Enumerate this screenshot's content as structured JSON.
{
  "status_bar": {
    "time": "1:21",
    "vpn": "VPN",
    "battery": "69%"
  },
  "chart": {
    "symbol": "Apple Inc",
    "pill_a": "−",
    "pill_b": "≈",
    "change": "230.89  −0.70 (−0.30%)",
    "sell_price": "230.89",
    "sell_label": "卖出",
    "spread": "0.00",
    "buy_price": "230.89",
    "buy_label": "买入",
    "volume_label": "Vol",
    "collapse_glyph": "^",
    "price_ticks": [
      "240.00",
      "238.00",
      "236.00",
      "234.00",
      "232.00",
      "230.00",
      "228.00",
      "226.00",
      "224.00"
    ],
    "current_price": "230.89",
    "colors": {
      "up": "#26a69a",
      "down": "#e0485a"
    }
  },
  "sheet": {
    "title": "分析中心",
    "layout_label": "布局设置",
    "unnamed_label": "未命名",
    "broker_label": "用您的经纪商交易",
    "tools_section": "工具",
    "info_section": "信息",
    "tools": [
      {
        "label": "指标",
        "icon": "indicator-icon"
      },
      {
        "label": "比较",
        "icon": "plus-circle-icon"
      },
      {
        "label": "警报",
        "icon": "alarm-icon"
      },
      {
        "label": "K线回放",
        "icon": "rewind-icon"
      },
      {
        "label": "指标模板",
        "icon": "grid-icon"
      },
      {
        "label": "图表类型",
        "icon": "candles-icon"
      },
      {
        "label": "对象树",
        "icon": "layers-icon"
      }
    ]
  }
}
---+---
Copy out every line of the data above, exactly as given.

_The answer_
Enumerate this screenshot's content as structured JSON.
{
  "status_bar": {
    "time": "1:21",
    "vpn": "VPN",
    "battery": "69%"
  },
  "chart": {
    "symbol": "Apple Inc",
    "pill_a": "−",
    "pill_b": "≈",
    "change": "230.89  −0.70 (−0.30%)",
    "sell_price": "230.89",
    "sell_label": "卖出",
    "spread": "0.00",
    "buy_price": "230.89",
    "buy_label": "买入",
    "volume_label": "Vol",
    "collapse_glyph": "^",
    "price_ticks": [
      "240.00",
      "238.00",
      "236.00",
      "234.00",
      "232.00",
      "230.00",
      "228.00",
      "226.00",
      "224.00"
    ],
    "current_price": "230.89",
    "colors": {
      "up": "#26a69a",
      "down": "#e0485a"
    }
  },
  "sheet": {
    "title": "分析中心",
    "layout_label": "布局设置",
    "unnamed_label": "未命名",
    "broker_label": "用您的经纪商交易",
    "tools_section": "工具",
    "info_section": "信息",
    "tools": [
      {
        "label": "指标",
        "icon": "indicator-icon"
      },
      {
        "label": "比较",
        "icon": "plus-circle-icon"
      },
      {
        "label": "警报",
        "icon": "alarm-icon"
      },
      {
        "label": "K线回放",
        "icon": "rewind-icon"
      },
      {
        "label": "指标模板",
        "icon": "grid-icon"
      },
      {
        "label": "图表类型",
        "icon": "candles-icon"
      },
      {
        "label": "对象树",
        "icon": "layers-icon"
      }
    ]
  }
}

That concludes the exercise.